Problem:
Give the count of lines in the records below that contain "volume", and say nothing more.

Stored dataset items
-- Opening Marker --
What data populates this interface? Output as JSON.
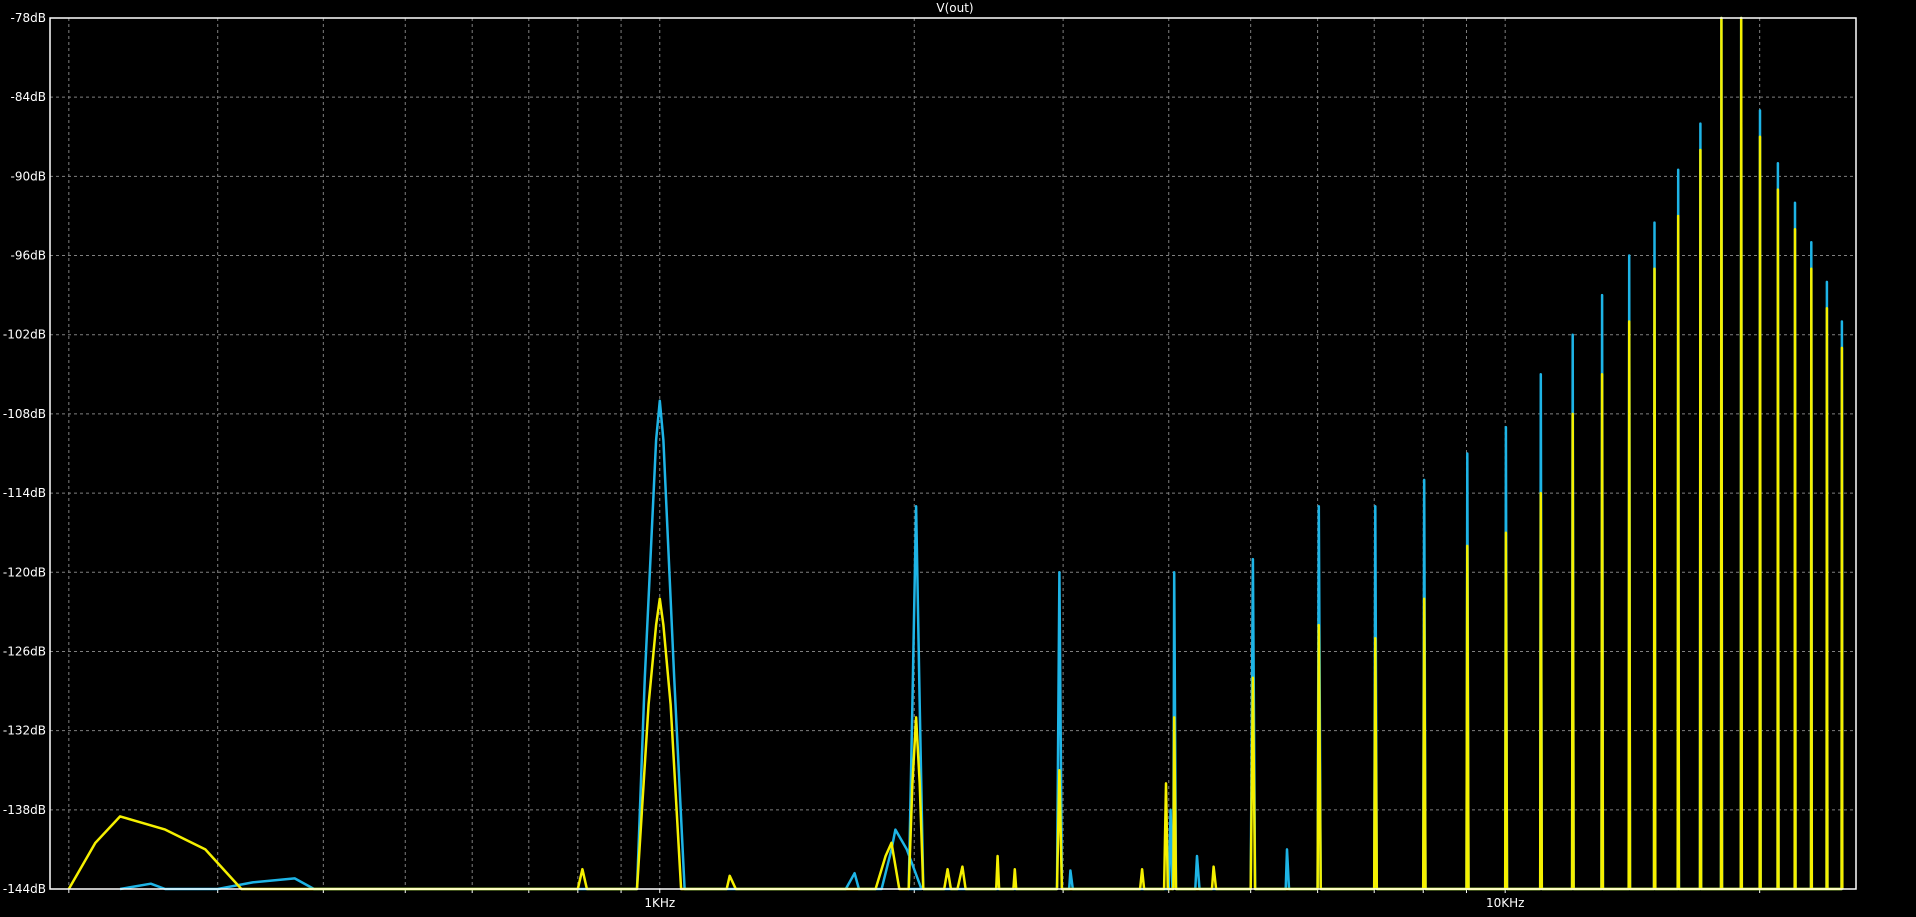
{
  "window": {
    "title": "V(out)"
  },
  "colors": {
    "background": "#000000",
    "grid": "#7f7f7f",
    "axis": "#ffffff",
    "series_cyan": "#1eb4e6",
    "series_yellow": "#f5f000"
  },
  "chart_data": {
    "type": "line",
    "title": "V(out)",
    "xlabel": "",
    "ylabel": "",
    "xscale": "log",
    "xlim": [
      190,
      26000
    ],
    "ylim": [
      -144,
      -78
    ],
    "xticks": [
      {
        "value": 1000,
        "label": "1KHz"
      },
      {
        "value": 10000,
        "label": "10KHz"
      }
    ],
    "yticks": [
      {
        "value": -78,
        "label": "-78dB"
      },
      {
        "value": -84,
        "label": "-84dB"
      },
      {
        "value": -90,
        "label": "-90dB"
      },
      {
        "value": -96,
        "label": "-96dB"
      },
      {
        "value": -102,
        "label": "-102dB"
      },
      {
        "value": -108,
        "label": "-108dB"
      },
      {
        "value": -114,
        "label": "-114dB"
      },
      {
        "value": -120,
        "label": "-120dB"
      },
      {
        "value": -126,
        "label": "-126dB"
      },
      {
        "value": -132,
        "label": "-132dB"
      },
      {
        "value": -138,
        "label": "-138dB"
      },
      {
        "value": -144,
        "label": "-144dB"
      }
    ],
    "grid": true,
    "legend": "none",
    "series": [
      {
        "color": "#1eb4e6",
        "points": [
          [
            230,
            -144
          ],
          [
            250,
            -143.6
          ],
          [
            260,
            -144
          ],
          [
            300,
            -144
          ],
          [
            330,
            -143.5
          ],
          [
            370,
            -143.2
          ],
          [
            390,
            -144
          ],
          [
            940,
            -144
          ],
          [
            960,
            -128
          ],
          [
            990,
            -110
          ],
          [
            1000,
            -107
          ],
          [
            1010,
            -110
          ],
          [
            1040,
            -128
          ],
          [
            1070,
            -144
          ],
          [
            1660,
            -144
          ],
          [
            1700,
            -142.8
          ],
          [
            1720,
            -144
          ],
          [
            1830,
            -144
          ],
          [
            1880,
            -141
          ],
          [
            1900,
            -139.5
          ],
          [
            1960,
            -141
          ],
          [
            2040,
            -144
          ],
          [
            1970,
            -144
          ],
          [
            1990,
            -130
          ],
          [
            2010,
            -115
          ],
          [
            2030,
            -130
          ],
          [
            2050,
            -144
          ],
          [
            2950,
            -144
          ],
          [
            2970,
            -120
          ],
          [
            2990,
            -144
          ],
          [
            3050,
            -144
          ],
          [
            3060,
            -142.6
          ],
          [
            3080,
            -144
          ],
          [
            4000,
            -144
          ],
          [
            4020,
            -138
          ],
          [
            4040,
            -144
          ],
          [
            4050,
            -144
          ],
          [
            4060,
            -120
          ],
          [
            4080,
            -144
          ],
          [
            4300,
            -144
          ],
          [
            4320,
            -141.5
          ],
          [
            4350,
            -144
          ],
          [
            5000,
            -144
          ],
          [
            5030,
            -119
          ],
          [
            5060,
            -144
          ],
          [
            5500,
            -144
          ],
          [
            5520,
            -141
          ],
          [
            5550,
            -144
          ],
          [
            6000,
            -144
          ],
          [
            6020,
            -115
          ],
          [
            6050,
            -144
          ],
          [
            7000,
            -144
          ],
          [
            7020,
            -115
          ],
          [
            7050,
            -144
          ],
          [
            8000,
            -144
          ],
          [
            8020,
            -113
          ],
          [
            8050,
            -144
          ],
          [
            9000,
            -144
          ],
          [
            9020,
            -111
          ],
          [
            9050,
            -144
          ],
          [
            10000,
            -144
          ],
          [
            10020,
            -109
          ],
          [
            10050,
            -144
          ],
          [
            11000,
            -144
          ],
          [
            11020,
            -105
          ],
          [
            11050,
            -144
          ],
          [
            12000,
            -144
          ],
          [
            12020,
            -102
          ],
          [
            12050,
            -144
          ],
          [
            13000,
            -144
          ],
          [
            13020,
            -99
          ],
          [
            13050,
            -144
          ],
          [
            14000,
            -144
          ],
          [
            14020,
            -96
          ],
          [
            14050,
            -144
          ],
          [
            15000,
            -144
          ],
          [
            15020,
            -93.5
          ],
          [
            15050,
            -144
          ],
          [
            16000,
            -144
          ],
          [
            16020,
            -89.5
          ],
          [
            16050,
            -144
          ],
          [
            17000,
            -144
          ],
          [
            17020,
            -86
          ],
          [
            17050,
            -144
          ],
          [
            18000,
            -144
          ],
          [
            18020,
            -78
          ],
          [
            18050,
            -144
          ],
          [
            19000,
            -144
          ],
          [
            19020,
            -78
          ],
          [
            19050,
            -144
          ],
          [
            20000,
            -144
          ],
          [
            20020,
            -85
          ],
          [
            20050,
            -144
          ],
          [
            21000,
            -144
          ],
          [
            21020,
            -89
          ],
          [
            21050,
            -144
          ],
          [
            22000,
            -144
          ],
          [
            22020,
            -92
          ],
          [
            22050,
            -144
          ],
          [
            23000,
            -144
          ],
          [
            23020,
            -95
          ],
          [
            23050,
            -144
          ],
          [
            24000,
            -144
          ],
          [
            24020,
            -98
          ],
          [
            24050,
            -144
          ],
          [
            25000,
            -144
          ],
          [
            25020,
            -101
          ],
          [
            25050,
            -144
          ]
        ]
      },
      {
        "color": "#f5f000",
        "points": [
          [
            200,
            -144
          ],
          [
            215,
            -140.5
          ],
          [
            230,
            -138.5
          ],
          [
            260,
            -139.5
          ],
          [
            290,
            -141
          ],
          [
            320,
            -144
          ],
          [
            800,
            -144
          ],
          [
            810,
            -142.5
          ],
          [
            820,
            -144
          ],
          [
            940,
            -144
          ],
          [
            970,
            -130
          ],
          [
            990,
            -124
          ],
          [
            1000,
            -122
          ],
          [
            1010,
            -124
          ],
          [
            1030,
            -130
          ],
          [
            1060,
            -144
          ],
          [
            1200,
            -144
          ],
          [
            1210,
            -143
          ],
          [
            1230,
            -144
          ],
          [
            1800,
            -144
          ],
          [
            1850,
            -141.5
          ],
          [
            1880,
            -140.5
          ],
          [
            1920,
            -144
          ],
          [
            1970,
            -144
          ],
          [
            1990,
            -136
          ],
          [
            2010,
            -131
          ],
          [
            2030,
            -136
          ],
          [
            2050,
            -144
          ],
          [
            2170,
            -144
          ],
          [
            2190,
            -142.5
          ],
          [
            2210,
            -144
          ],
          [
            2250,
            -144
          ],
          [
            2280,
            -142.3
          ],
          [
            2300,
            -144
          ],
          [
            2500,
            -144
          ],
          [
            2510,
            -141.5
          ],
          [
            2520,
            -144
          ],
          [
            2620,
            -144
          ],
          [
            2630,
            -142.5
          ],
          [
            2640,
            -144
          ],
          [
            2950,
            -144
          ],
          [
            2970,
            -135
          ],
          [
            2990,
            -144
          ],
          [
            3700,
            -144
          ],
          [
            3720,
            -142.5
          ],
          [
            3740,
            -144
          ],
          [
            3950,
            -144
          ],
          [
            3970,
            -136
          ],
          [
            3990,
            -144
          ],
          [
            4050,
            -144
          ],
          [
            4060,
            -131
          ],
          [
            4080,
            -144
          ],
          [
            4500,
            -144
          ],
          [
            4520,
            -142.3
          ],
          [
            4550,
            -144
          ],
          [
            5000,
            -144
          ],
          [
            5030,
            -128
          ],
          [
            5060,
            -144
          ],
          [
            6000,
            -144
          ],
          [
            6020,
            -124
          ],
          [
            6050,
            -144
          ],
          [
            7000,
            -144
          ],
          [
            7020,
            -125
          ],
          [
            7050,
            -144
          ],
          [
            8000,
            -144
          ],
          [
            8020,
            -122
          ],
          [
            8050,
            -144
          ],
          [
            9000,
            -144
          ],
          [
            9020,
            -118
          ],
          [
            9050,
            -144
          ],
          [
            10000,
            -144
          ],
          [
            10020,
            -117
          ],
          [
            10050,
            -144
          ],
          [
            11000,
            -144
          ],
          [
            11020,
            -114
          ],
          [
            11050,
            -144
          ],
          [
            12000,
            -144
          ],
          [
            12020,
            -108
          ],
          [
            12050,
            -144
          ],
          [
            13000,
            -144
          ],
          [
            13020,
            -105
          ],
          [
            13050,
            -144
          ],
          [
            14000,
            -144
          ],
          [
            14020,
            -101
          ],
          [
            14050,
            -144
          ],
          [
            15000,
            -144
          ],
          [
            15020,
            -97
          ],
          [
            15050,
            -144
          ],
          [
            16000,
            -144
          ],
          [
            16020,
            -93
          ],
          [
            16050,
            -144
          ],
          [
            17000,
            -144
          ],
          [
            17020,
            -88
          ],
          [
            17050,
            -144
          ],
          [
            18000,
            -144
          ],
          [
            18020,
            -78
          ],
          [
            18050,
            -144
          ],
          [
            19000,
            -144
          ],
          [
            19020,
            -78
          ],
          [
            19050,
            -144
          ],
          [
            20000,
            -144
          ],
          [
            20020,
            -87
          ],
          [
            20050,
            -144
          ],
          [
            21000,
            -144
          ],
          [
            21020,
            -91
          ],
          [
            21050,
            -144
          ],
          [
            22000,
            -144
          ],
          [
            22020,
            -94
          ],
          [
            22050,
            -144
          ],
          [
            23000,
            -144
          ],
          [
            23020,
            -97
          ],
          [
            23050,
            -144
          ],
          [
            24000,
            -144
          ],
          [
            24020,
            -100
          ],
          [
            24050,
            -144
          ],
          [
            25000,
            -144
          ],
          [
            25020,
            -103
          ],
          [
            25050,
            -144
          ]
        ]
      }
    ]
  }
}
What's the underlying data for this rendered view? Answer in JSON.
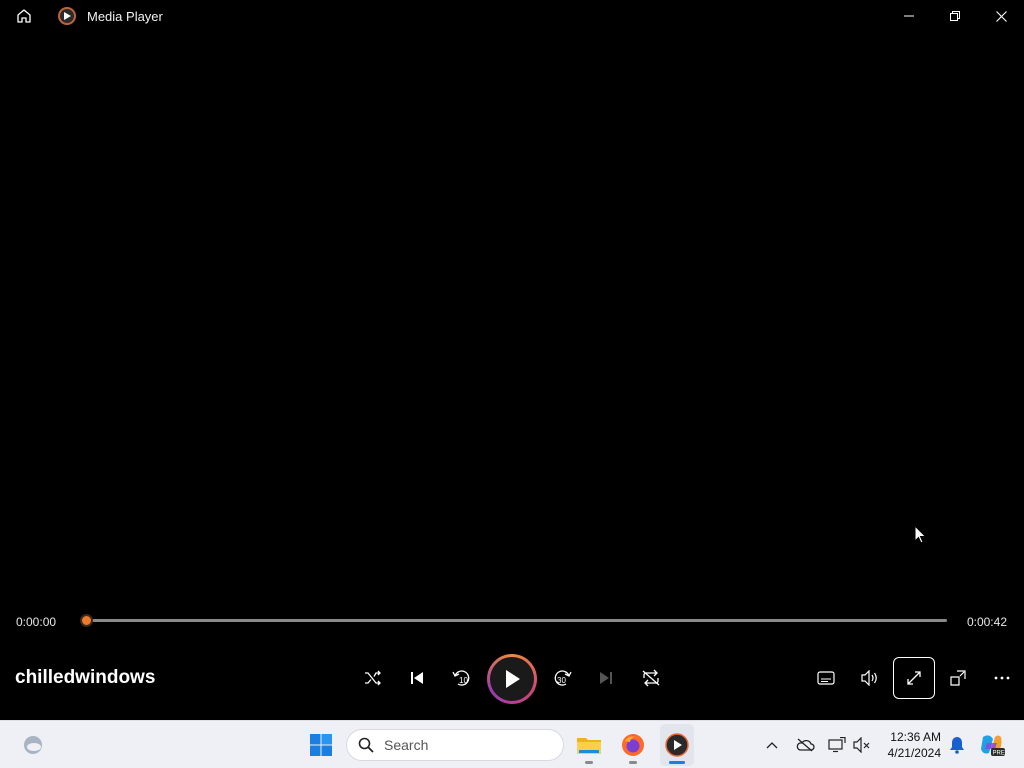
{
  "window": {
    "title": "Media Player",
    "home_icon": "home-icon",
    "minimize_icon": "minimize-icon",
    "restore_icon": "restore-icon",
    "close_icon": "close-icon"
  },
  "player": {
    "current_time": "0:00:00",
    "duration": "0:00:42",
    "progress": 0.0,
    "track_title": "chilledwindows",
    "accent_color": "#f07a2c",
    "buttons": {
      "shuffle": "shuffle-icon",
      "previous": "previous-icon",
      "skip_back": "skip-back-10-icon",
      "play": "play-icon",
      "skip_forward": "skip-forward-30-icon",
      "next": "next-icon",
      "repeat": "repeat-icon",
      "captions": "captions-icon",
      "volume": "volume-icon",
      "fullscreen": "fullscreen-icon",
      "miniplayer": "miniplayer-icon",
      "more": "more-icon"
    }
  },
  "taskbar": {
    "search_placeholder": "Search",
    "time": "12:36 AM",
    "date": "4/21/2024",
    "apps": [
      "file-explorer-icon",
      "firefox-icon",
      "media-player-icon"
    ],
    "tray": [
      "chevron-up-icon",
      "onedrive-icon",
      "network-icon",
      "volume-muted-icon",
      "notification-bell-icon",
      "copilot-icon"
    ]
  }
}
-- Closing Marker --
Finished exercise:
2